Ars Technica reports that some evidence points toward Evrika ZAO, a St. Petersburg IT company that numbers Russia's FSB among its customers. WikiLeaks itself noted, in what practically counts as an admission against interest, that metadata in some of the leaked material indicates that it was last edited by someone working at Evrika. Trend Micro has maintained for some time that operations against Macron's campaign are circumstantially but significantly similar to the ones Pawn Storm (Fancy Bear, that is, the GRU) conducted against the US Democratic National Committee last year.
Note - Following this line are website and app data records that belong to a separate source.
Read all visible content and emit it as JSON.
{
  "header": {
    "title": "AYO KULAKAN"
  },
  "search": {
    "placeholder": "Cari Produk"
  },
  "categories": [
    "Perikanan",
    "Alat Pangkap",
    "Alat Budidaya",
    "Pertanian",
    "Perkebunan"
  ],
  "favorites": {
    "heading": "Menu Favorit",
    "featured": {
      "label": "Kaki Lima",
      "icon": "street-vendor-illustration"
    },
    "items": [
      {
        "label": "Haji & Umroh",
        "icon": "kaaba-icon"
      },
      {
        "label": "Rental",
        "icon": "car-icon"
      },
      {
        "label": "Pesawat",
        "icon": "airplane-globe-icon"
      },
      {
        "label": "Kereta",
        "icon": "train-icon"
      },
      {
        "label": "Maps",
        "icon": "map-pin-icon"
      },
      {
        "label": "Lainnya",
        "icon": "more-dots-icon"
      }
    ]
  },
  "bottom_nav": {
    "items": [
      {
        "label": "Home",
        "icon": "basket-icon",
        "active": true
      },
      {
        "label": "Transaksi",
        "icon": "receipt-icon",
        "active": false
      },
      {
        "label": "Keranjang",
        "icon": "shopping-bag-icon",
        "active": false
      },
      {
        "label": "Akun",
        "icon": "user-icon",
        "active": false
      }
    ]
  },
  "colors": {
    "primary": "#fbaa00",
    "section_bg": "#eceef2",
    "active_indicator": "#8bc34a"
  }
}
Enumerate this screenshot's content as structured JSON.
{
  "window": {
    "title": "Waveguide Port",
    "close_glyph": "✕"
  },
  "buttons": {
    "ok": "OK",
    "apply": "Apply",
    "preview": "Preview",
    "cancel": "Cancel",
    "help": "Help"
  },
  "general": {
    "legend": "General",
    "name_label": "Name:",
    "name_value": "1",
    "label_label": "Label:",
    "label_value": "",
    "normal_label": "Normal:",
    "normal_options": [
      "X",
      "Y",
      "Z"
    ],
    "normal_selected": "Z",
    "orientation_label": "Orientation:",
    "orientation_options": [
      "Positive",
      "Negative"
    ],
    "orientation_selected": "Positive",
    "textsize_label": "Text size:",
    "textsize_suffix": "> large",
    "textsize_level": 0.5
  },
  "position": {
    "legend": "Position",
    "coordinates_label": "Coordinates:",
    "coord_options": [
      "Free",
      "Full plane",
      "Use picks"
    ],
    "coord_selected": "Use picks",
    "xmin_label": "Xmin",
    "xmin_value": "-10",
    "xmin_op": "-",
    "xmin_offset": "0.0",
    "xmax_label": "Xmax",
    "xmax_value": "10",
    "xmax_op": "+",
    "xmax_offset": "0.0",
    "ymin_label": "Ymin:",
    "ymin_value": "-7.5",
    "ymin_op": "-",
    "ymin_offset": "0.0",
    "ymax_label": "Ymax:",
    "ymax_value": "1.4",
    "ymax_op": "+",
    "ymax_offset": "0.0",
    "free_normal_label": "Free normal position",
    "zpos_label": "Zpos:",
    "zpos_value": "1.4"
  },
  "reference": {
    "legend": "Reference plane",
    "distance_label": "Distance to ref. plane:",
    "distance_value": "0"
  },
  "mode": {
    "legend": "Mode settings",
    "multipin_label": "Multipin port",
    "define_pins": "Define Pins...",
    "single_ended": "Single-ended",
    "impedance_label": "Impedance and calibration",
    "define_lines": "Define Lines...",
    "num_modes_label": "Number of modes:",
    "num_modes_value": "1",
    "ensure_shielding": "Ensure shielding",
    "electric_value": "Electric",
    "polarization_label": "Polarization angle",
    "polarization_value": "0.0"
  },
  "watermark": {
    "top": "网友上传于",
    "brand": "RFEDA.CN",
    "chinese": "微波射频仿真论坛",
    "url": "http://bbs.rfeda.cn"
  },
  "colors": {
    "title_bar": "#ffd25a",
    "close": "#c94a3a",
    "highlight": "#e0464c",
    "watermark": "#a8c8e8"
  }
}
Moscow denies involvement, denouncing the attribution as slander.
False flags planted in the leaks are possibilities, but German and British authorities are taking the threat of Russian information operations against their own elections very seriously. Recently retired US DNI Clapper agrees, and says the US should expect more of the same.
WikiLeaks, unchastened by l'affaire Macron, continued its Vault7 dumps Friday, releasing "Archimedes," said to be a CIA tool used to compromise devices operating within a single LAN.
Today is Patch Tuesday, but one problem couldn't wait: Microsoft late yesterday fixed a remote-code-execution vulnerability Google's Project Zero found in Windows' Malware Protection Engine. Google called the bug "crazy-bad."
Today's issue includes events affecting China, European Union, France, Germany, Ireland, Japan, Democratic Peoples Republic of Korea, Russia, Syria, and United States.
In today's podcast, Joe Carrigan from our partners at the Johns Hopkins University describes the benefits of segmenting your home network, especially the benefits of putting IoT devices on a distinct segment isolated from your home PCs. Our guest is Andrew Blaich from the mobile security company Lookout. He discusses the Pegasus lawful-intercept tool as it appears on Android devices.